··· Provided records ···

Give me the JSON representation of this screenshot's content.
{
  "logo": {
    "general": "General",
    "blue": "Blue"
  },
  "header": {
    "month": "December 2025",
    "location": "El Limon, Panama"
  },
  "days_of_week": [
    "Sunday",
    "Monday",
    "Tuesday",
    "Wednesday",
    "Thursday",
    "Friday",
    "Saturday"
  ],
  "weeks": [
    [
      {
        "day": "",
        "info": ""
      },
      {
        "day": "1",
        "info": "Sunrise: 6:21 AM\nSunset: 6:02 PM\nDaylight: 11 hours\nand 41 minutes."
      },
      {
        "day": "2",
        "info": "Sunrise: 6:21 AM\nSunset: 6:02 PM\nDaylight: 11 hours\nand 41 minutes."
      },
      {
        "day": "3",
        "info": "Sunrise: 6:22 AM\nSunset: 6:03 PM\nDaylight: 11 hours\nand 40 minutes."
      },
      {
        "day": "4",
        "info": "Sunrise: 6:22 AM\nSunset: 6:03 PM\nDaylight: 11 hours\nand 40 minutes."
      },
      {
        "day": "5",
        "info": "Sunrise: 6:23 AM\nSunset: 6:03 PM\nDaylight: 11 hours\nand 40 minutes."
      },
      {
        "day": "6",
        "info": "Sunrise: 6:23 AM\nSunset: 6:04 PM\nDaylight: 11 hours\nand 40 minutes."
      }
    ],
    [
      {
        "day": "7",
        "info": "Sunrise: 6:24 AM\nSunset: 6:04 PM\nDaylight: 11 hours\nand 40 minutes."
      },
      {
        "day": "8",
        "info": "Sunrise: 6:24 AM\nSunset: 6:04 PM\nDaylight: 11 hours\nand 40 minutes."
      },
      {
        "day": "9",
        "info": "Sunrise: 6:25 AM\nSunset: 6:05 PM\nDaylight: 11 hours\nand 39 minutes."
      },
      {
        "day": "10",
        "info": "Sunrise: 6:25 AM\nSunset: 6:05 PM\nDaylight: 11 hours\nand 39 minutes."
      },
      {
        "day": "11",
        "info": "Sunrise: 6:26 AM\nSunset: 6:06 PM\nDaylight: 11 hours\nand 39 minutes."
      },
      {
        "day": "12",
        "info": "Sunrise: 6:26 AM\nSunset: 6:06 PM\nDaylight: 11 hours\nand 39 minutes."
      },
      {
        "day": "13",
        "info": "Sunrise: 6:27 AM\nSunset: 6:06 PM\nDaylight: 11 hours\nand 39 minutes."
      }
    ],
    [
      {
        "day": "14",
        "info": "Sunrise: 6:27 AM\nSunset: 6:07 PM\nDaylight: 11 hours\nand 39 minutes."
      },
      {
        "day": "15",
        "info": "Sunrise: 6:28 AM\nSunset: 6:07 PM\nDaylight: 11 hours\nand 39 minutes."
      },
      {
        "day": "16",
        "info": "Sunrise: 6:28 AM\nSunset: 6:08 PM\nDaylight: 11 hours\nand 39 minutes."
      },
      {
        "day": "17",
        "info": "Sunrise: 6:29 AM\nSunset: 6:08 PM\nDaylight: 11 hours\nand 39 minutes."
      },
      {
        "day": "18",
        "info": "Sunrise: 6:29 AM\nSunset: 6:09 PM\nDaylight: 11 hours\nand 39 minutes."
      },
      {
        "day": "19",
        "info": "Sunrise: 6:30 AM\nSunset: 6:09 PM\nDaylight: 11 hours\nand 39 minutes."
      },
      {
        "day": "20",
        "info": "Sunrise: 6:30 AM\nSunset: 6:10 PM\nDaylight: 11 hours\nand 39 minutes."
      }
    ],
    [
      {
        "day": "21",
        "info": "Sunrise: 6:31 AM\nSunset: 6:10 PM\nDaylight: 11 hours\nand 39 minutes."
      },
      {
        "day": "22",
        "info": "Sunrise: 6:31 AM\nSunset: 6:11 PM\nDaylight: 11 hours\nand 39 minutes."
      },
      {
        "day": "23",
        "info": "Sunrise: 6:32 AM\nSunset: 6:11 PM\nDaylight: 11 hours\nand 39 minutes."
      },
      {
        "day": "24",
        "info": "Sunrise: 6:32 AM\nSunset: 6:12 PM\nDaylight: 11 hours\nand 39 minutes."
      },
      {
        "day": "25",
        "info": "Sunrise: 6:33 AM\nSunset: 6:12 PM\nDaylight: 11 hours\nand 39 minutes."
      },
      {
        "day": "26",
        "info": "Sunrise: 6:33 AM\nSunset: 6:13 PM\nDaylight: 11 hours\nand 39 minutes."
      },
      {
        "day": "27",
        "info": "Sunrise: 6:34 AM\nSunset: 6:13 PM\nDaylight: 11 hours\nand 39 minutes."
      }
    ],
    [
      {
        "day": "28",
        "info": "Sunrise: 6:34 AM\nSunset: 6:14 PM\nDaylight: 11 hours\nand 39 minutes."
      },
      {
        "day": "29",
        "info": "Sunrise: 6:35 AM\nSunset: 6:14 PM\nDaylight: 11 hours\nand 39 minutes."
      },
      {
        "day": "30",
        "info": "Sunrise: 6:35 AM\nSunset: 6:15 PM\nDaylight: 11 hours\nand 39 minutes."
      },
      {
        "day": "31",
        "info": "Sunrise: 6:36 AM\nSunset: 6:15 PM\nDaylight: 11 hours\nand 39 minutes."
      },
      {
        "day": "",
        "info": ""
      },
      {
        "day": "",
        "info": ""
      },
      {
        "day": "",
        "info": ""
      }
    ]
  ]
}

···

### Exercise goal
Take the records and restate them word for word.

### Output below
Give me the JSON representation of this screenshot's content.
{
  "logo": {
    "general": "General",
    "blue": "Blue"
  },
  "header": {
    "month": "December 2025",
    "location": "El Limon, Panama"
  },
  "days_of_week": [
    "Sunday",
    "Monday",
    "Tuesday",
    "Wednesday",
    "Thursday",
    "Friday",
    "Saturday"
  ],
  "weeks": [
    [
      {
        "day": "",
        "info": ""
      },
      {
        "day": "1",
        "info": "Sunrise: 6:21 AM\nSunset: 6:02 PM\nDaylight: 11 hours\nand 41 minutes."
      },
      {
        "day": "2",
        "info": "Sunrise: 6:21 AM\nSunset: 6:02 PM\nDaylight: 11 hours\nand 41 minutes."
      },
      {
        "day": "3",
        "info": "Sunrise: 6:22 AM\nSunset: 6:03 PM\nDaylight: 11 hours\nand 40 minutes."
      },
      {
        "day": "4",
        "info": "Sunrise: 6:22 AM\nSunset: 6:03 PM\nDaylight: 11 hours\nand 40 minutes."
      },
      {
        "day": "5",
        "info": "Sunrise: 6:23 AM\nSunset: 6:03 PM\nDaylight: 11 hours\nand 40 minutes."
      },
      {
        "day": "6",
        "info": "Sunrise: 6:23 AM\nSunset: 6:04 PM\nDaylight: 11 hours\nand 40 minutes."
      }
    ],
    [
      {
        "day": "7",
        "info": "Sunrise: 6:24 AM\nSunset: 6:04 PM\nDaylight: 11 hours\nand 40 minutes."
      },
      {
        "day": "8",
        "info": "Sunrise: 6:24 AM\nSunset: 6:04 PM\nDaylight: 11 hours\nand 40 minutes."
      },
      {
        "day": "9",
        "info": "Sunrise: 6:25 AM\nSunset: 6:05 PM\nDaylight: 11 hours\nand 39 minutes."
      },
      {
        "day": "10",
        "info": "Sunrise: 6:25 AM\nSunset: 6:05 PM\nDaylight: 11 hours\nand 39 minutes."
      },
      {
        "day": "11",
        "info": "Sunrise: 6:26 AM\nSunset: 6:06 PM\nDaylight: 11 hours\nand 39 minutes."
      },
      {
        "day": "12",
        "info": "Sunrise: 6:26 AM\nSunset: 6:06 PM\nDaylight: 11 hours\nand 39 minutes."
      },
      {
        "day": "13",
        "info": "Sunrise: 6:27 AM\nSunset: 6:06 PM\nDaylight: 11 hours\nand 39 minutes."
      }
    ],
    [
      {
        "day": "14",
        "info": "Sunrise: 6:27 AM\nSunset: 6:07 PM\nDaylight: 11 hours\nand 39 minutes."
      },
      {
        "day": "15",
        "info": "Sunrise: 6:28 AM\nSunset: 6:07 PM\nDaylight: 11 hours\nand 39 minutes."
      },
      {
        "day": "16",
        "info": "Sunrise: 6:28 AM\nSunset: 6:08 PM\nDaylight: 11 hours\nand 39 minutes."
      },
      {
        "day": "17",
        "info": "Sunrise: 6:29 AM\nSunset: 6:08 PM\nDaylight: 11 hours\nand 39 minutes."
      },
      {
        "day": "18",
        "info": "Sunrise: 6:29 AM\nSunset: 6:09 PM\nDaylight: 11 hours\nand 39 minutes."
      },
      {
        "day": "19",
        "info": "Sunrise: 6:30 AM\nSunset: 6:09 PM\nDaylight: 11 hours\nand 39 minutes."
      },
      {
        "day": "20",
        "info": "Sunrise: 6:30 AM\nSunset: 6:10 PM\nDaylight: 11 hours\nand 39 minutes."
      }
    ],
    [
      {
        "day": "21",
        "info": "Sunrise: 6:31 AM\nSunset: 6:10 PM\nDaylight: 11 hours\nand 39 minutes."
      },
      {
        "day": "22",
        "info": "Sunrise: 6:31 AM\nSunset: 6:11 PM\nDaylight: 11 hours\nand 39 minutes."
      },
      {
        "day": "23",
        "info": "Sunrise: 6:32 AM\nSunset: 6:11 PM\nDaylight: 11 hours\nand 39 minutes."
      },
      {
        "day": "24",
        "info": "Sunrise: 6:32 AM\nSunset: 6:12 PM\nDaylight: 11 hours\nand 39 minutes."
      },
      {
        "day": "25",
        "info": "Sunrise: 6:33 AM\nSunset: 6:12 PM\nDaylight: 11 hours\nand 39 minutes."
      },
      {
        "day": "26",
        "info": "Sunrise: 6:33 AM\nSunset: 6:13 PM\nDaylight: 11 hours\nand 39 minutes."
      },
      {
        "day": "27",
        "info": "Sunrise: 6:34 AM\nSunset: 6:13 PM\nDaylight: 11 hours\nand 39 minutes."
      }
    ],
    [
      {
        "day": "28",
        "info": "Sunrise: 6:34 AM\nSunset: 6:14 PM\nDaylight: 11 hours\nand 39 minutes."
      },
      {
        "day": "29",
        "info": "Sunrise: 6:35 AM\nSunset: 6:14 PM\nDaylight: 11 hours\nand 39 minutes."
      },
      {
        "day": "30",
        "info": "Sunrise: 6:35 AM\nSunset: 6:15 PM\nDaylight: 11 hours\nand 39 minutes."
      },
      {
        "day": "31",
        "info": "Sunrise: 6:36 AM\nSunset: 6:15 PM\nDaylight: 11 hours\nand 39 minutes."
      },
      {
        "day": "",
        "info": ""
      },
      {
        "day": "",
        "info": ""
      },
      {
        "day": "",
        "info": ""
      }
    ]
  ]
}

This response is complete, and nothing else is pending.